→ WORK TO COMPLETE
Could you reproduce every record below exactly as written?
◆ ◆ ◆ ◆ ◆
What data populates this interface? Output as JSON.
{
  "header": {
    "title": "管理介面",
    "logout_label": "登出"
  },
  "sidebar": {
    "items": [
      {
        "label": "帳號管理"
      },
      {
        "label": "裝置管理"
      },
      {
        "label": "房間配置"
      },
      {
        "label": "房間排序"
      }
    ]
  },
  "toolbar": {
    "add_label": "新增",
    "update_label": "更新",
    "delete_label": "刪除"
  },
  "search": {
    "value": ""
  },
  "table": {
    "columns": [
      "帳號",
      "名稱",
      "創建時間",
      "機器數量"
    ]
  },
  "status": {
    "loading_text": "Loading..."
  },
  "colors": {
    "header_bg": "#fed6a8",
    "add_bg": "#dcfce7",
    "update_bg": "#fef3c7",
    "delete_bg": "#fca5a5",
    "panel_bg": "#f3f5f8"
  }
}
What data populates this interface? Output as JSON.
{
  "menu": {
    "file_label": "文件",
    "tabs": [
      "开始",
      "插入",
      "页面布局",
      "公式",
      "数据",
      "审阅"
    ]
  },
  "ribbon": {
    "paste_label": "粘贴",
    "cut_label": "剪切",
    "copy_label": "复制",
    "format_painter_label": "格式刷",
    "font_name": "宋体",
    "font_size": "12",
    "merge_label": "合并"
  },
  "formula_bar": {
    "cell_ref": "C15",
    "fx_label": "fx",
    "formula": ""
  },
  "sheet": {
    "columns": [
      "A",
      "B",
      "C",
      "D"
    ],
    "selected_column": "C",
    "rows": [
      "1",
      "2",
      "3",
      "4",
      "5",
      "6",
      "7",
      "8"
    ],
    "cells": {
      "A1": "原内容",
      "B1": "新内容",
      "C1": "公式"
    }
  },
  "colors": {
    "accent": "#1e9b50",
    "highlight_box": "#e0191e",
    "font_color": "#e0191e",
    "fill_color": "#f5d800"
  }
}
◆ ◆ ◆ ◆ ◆
→ RESULT OF THE TASK
What data populates this interface? Output as JSON.
{
  "header": {
    "title": "管理介面",
    "logout_label": "登出"
  },
  "sidebar": {
    "items": [
      {
        "label": "帳號管理"
      },
      {
        "label": "裝置管理"
      },
      {
        "label": "房間配置"
      },
      {
        "label": "房間排序"
      }
    ]
  },
  "toolbar": {
    "add_label": "新增",
    "update_label": "更新",
    "delete_label": "刪除"
  },
  "search": {
    "value": ""
  },
  "table": {
    "columns": [
      "帳號",
      "名稱",
      "創建時間",
      "機器數量"
    ]
  },
  "status": {
    "loading_text": "Loading..."
  },
  "colors": {
    "header_bg": "#fed6a8",
    "add_bg": "#dcfce7",
    "update_bg": "#fef3c7",
    "delete_bg": "#fca5a5",
    "panel_bg": "#f3f5f8"
  }
}
What data populates this interface? Output as JSON.
{
  "menu": {
    "file_label": "文件",
    "tabs": [
      "开始",
      "插入",
      "页面布局",
      "公式",
      "数据",
      "审阅"
    ]
  },
  "ribbon": {
    "paste_label": "粘贴",
    "cut_label": "剪切",
    "copy_label": "复制",
    "format_painter_label": "格式刷",
    "font_name": "宋体",
    "font_size": "12",
    "merge_label": "合并"
  },
  "formula_bar": {
    "cell_ref": "C15",
    "fx_label": "fx",
    "formula": ""
  },
  "sheet": {
    "columns": [
      "A",
      "B",
      "C",
      "D"
    ],
    "selected_column": "C",
    "rows": [
      "1",
      "2",
      "3",
      "4",
      "5",
      "6",
      "7",
      "8"
    ],
    "cells": {
      "A1": "原内容",
      "B1": "新内容",
      "C1": "公式"
    }
  },
  "colors": {
    "accent": "#1e9b50",
    "highlight_box": "#e0191e",
    "font_color": "#e0191e",
    "fill_color": "#f5d800"
  }
}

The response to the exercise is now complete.